Required action:
Below is a set of entries; copy all of them exactly.

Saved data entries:

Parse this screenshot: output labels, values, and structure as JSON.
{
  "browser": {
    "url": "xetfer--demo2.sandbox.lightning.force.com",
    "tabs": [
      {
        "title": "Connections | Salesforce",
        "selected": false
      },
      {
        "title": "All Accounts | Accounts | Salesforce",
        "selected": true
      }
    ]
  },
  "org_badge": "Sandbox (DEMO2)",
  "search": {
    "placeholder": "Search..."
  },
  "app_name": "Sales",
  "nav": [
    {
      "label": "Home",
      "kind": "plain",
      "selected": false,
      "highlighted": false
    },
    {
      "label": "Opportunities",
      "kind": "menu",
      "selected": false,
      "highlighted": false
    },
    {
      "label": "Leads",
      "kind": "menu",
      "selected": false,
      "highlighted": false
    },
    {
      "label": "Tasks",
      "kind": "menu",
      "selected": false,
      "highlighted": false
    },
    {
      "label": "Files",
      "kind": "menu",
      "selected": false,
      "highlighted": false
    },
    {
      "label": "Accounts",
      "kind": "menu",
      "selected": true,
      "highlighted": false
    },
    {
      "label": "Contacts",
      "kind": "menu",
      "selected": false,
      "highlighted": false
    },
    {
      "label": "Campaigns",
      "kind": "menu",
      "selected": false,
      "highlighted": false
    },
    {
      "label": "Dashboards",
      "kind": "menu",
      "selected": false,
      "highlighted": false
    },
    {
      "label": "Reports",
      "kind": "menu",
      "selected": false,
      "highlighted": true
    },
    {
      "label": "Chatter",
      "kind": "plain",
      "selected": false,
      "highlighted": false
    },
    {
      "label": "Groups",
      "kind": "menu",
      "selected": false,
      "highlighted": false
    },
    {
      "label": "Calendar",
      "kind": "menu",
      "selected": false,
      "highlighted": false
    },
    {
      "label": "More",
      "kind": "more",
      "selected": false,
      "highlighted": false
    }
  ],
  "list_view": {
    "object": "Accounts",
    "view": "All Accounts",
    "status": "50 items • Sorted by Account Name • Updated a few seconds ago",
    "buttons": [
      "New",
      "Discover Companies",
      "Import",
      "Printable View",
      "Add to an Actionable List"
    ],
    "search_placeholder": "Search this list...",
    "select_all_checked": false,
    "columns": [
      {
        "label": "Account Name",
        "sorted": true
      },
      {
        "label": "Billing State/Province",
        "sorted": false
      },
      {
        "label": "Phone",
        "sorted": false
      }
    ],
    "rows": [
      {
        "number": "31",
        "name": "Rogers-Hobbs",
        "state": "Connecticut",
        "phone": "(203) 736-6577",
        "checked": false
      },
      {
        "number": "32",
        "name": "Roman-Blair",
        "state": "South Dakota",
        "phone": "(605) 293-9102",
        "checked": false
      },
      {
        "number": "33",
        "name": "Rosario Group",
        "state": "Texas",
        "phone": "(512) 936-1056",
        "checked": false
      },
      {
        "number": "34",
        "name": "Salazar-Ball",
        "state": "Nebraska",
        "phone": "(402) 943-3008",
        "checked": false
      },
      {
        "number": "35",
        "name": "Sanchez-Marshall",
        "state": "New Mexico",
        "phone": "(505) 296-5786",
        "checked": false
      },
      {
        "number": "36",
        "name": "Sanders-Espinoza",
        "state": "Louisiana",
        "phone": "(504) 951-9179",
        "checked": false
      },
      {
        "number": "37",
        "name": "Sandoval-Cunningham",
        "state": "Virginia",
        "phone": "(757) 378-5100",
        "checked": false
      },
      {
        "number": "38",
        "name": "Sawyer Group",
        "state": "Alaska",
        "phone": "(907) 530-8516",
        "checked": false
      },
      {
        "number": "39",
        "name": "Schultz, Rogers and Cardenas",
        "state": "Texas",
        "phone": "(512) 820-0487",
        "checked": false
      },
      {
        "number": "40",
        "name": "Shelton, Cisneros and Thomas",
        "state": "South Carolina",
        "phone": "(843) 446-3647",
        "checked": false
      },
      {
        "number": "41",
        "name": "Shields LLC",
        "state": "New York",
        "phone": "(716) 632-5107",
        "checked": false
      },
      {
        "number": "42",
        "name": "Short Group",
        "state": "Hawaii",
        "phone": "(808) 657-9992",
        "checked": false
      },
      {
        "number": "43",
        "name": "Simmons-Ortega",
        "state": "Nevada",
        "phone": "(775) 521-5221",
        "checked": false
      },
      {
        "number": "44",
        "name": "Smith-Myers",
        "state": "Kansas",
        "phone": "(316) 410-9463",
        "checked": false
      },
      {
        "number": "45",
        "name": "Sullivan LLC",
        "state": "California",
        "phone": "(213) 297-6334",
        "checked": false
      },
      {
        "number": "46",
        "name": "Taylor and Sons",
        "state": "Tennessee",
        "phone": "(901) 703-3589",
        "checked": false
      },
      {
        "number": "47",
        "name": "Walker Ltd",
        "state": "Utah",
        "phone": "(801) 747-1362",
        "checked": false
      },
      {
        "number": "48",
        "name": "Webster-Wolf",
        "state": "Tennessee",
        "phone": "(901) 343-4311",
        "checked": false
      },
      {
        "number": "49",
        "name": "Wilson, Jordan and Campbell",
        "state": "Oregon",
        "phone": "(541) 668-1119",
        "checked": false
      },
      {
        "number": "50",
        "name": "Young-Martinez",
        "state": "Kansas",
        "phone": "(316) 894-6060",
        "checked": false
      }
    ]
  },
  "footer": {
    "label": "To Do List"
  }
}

Response below:
Parse this screenshot: output labels, values, and structure as JSON.
{
  "browser": {
    "url": "xetfer--demo2.sandbox.lightning.force.com",
    "tabs": [
      {
        "title": "Connections | Salesforce",
        "selected": false
      },
      {
        "title": "All Accounts | Accounts | Salesforce",
        "selected": true
      }
    ]
  },
  "org_badge": "Sandbox (DEMO2)",
  "search": {
    "placeholder": "Search..."
  },
  "app_name": "Sales",
  "nav": [
    {
      "label": "Home",
      "kind": "plain",
      "selected": false,
      "highlighted": false
    },
    {
      "label": "Opportunities",
      "kind": "menu",
      "selected": false,
      "highlighted": false
    },
    {
      "label": "Leads",
      "kind": "menu",
      "selected": false,
      "highlighted": false
    },
    {
      "label": "Tasks",
      "kind": "menu",
      "selected": false,
      "highlighted": false
    },
    {
      "label": "Files",
      "kind": "menu",
      "selected": false,
      "highlighted": false
    },
    {
      "label": "Accounts",
      "kind": "menu",
      "selected": true,
      "highlighted": false
    },
    {
      "label": "Contacts",
      "kind": "menu",
      "selected": false,
      "highlighted": false
    },
    {
      "label": "Campaigns",
      "kind": "menu",
      "selected": false,
      "highlighted": false
    },
    {
      "label": "Dashboards",
      "kind": "menu",
      "selected": false,
      "highlighted": false
    },
    {
      "label": "Reports",
      "kind": "menu",
      "selected": false,
      "highlighted": true
    },
    {
      "label": "Chatter",
      "kind": "plain",
      "selected": false,
      "highlighted": false
    },
    {
      "label": "Groups",
      "kind": "menu",
      "selected": false,
      "highlighted": false
    },
    {
      "label": "Calendar",
      "kind": "menu",
      "selected": false,
      "highlighted": false
    },
    {
      "label": "More",
      "kind": "more",
      "selected": false,
      "highlighted": false
    }
  ],
  "list_view": {
    "object": "Accounts",
    "view": "All Accounts",
    "status": "50 items • Sorted by Account Name • Updated a few seconds ago",
    "buttons": [
      "New",
      "Discover Companies",
      "Import",
      "Printable View",
      "Add to an Actionable List"
    ],
    "search_placeholder": "Search this list...",
    "select_all_checked": false,
    "columns": [
      {
        "label": "Account Name",
        "sorted": true
      },
      {
        "label": "Billing State/Province",
        "sorted": false
      },
      {
        "label": "Phone",
        "sorted": false
      }
    ],
    "rows": [
      {
        "number": "31",
        "name": "Rogers-Hobbs",
        "state": "Connecticut",
        "phone": "(203) 736-6577",
        "checked": false
      },
      {
        "number": "32",
        "name": "Roman-Blair",
        "state": "South Dakota",
        "phone": "(605) 293-9102",
        "checked": false
      },
      {
        "number": "33",
        "name": "Rosario Group",
        "state": "Texas",
        "phone": "(512) 936-1056",
        "checked": false
      },
      {
        "number": "34",
        "name": "Salazar-Ball",
        "state": "Nebraska",
        "phone": "(402) 943-3008",
        "checked": false
      },
      {
        "number": "35",
        "name": "Sanchez-Marshall",
        "state": "New Mexico",
        "phone": "(505) 296-5786",
        "checked": false
      },
      {
        "number": "36",
        "name": "Sanders-Espinoza",
        "state": "Louisiana",
        "phone": "(504) 951-9179",
        "checked": false
      },
      {
        "number": "37",
        "name": "Sandoval-Cunningham",
        "state": "Virginia",
        "phone": "(757) 378-5100",
        "checked": false
      },
      {
        "number": "38",
        "name": "Sawyer Group",
        "state": "Alaska",
        "phone": "(907) 530-8516",
        "checked": false
      },
      {
        "number": "39",
        "name": "Schultz, Rogers and Cardenas",
        "state": "Texas",
        "phone": "(512) 820-0487",
        "checked": false
      },
      {
        "number": "40",
        "name": "Shelton, Cisneros and Thomas",
        "state": "South Carolina",
        "phone": "(843) 446-3647",
        "checked": false
      },
      {
        "number": "41",
        "name": "Shields LLC",
        "state": "New York",
        "phone": "(716) 632-5107",
        "checked": false
      },
      {
        "number": "42",
        "name": "Short Group",
        "state": "Hawaii",
        "phone": "(808) 657-9992",
        "checked": false
      },
      {
        "number": "43",
        "name": "Simmons-Ortega",
        "state": "Nevada",
        "phone": "(775) 521-5221",
        "checked": false
      },
      {
        "number": "44",
        "name": "Smith-Myers",
        "state": "Kansas",
        "phone": "(316) 410-9463",
        "checked": false
      },
      {
        "number": "45",
        "name": "Sullivan LLC",
        "state": "California",
        "phone": "(213) 297-6334",
        "checked": false
      },
      {
        "number": "46",
        "name": "Taylor and Sons",
        "state": "Tennessee",
        "phone": "(901) 703-3589",
        "checked": false
      },
      {
        "number": "47",
        "name": "Walker Ltd",
        "state": "Utah",
        "phone": "(801) 747-1362",
        "checked": false
      },
      {
        "number": "48",
        "name": "Webster-Wolf",
        "state": "Tennessee",
        "phone": "(901) 343-4311",
        "checked": false
      },
      {
        "number": "49",
        "name": "Wilson, Jordan and Campbell",
        "state": "Oregon",
        "phone": "(541) 668-1119",
        "checked": false
      },
      {
        "number": "50",
        "name": "Young-Martinez",
        "state": "Kansas",
        "phone": "(316) 894-6060",
        "checked": false
      }
    ]
  },
  "footer": {
    "label": "To Do List"
  }
}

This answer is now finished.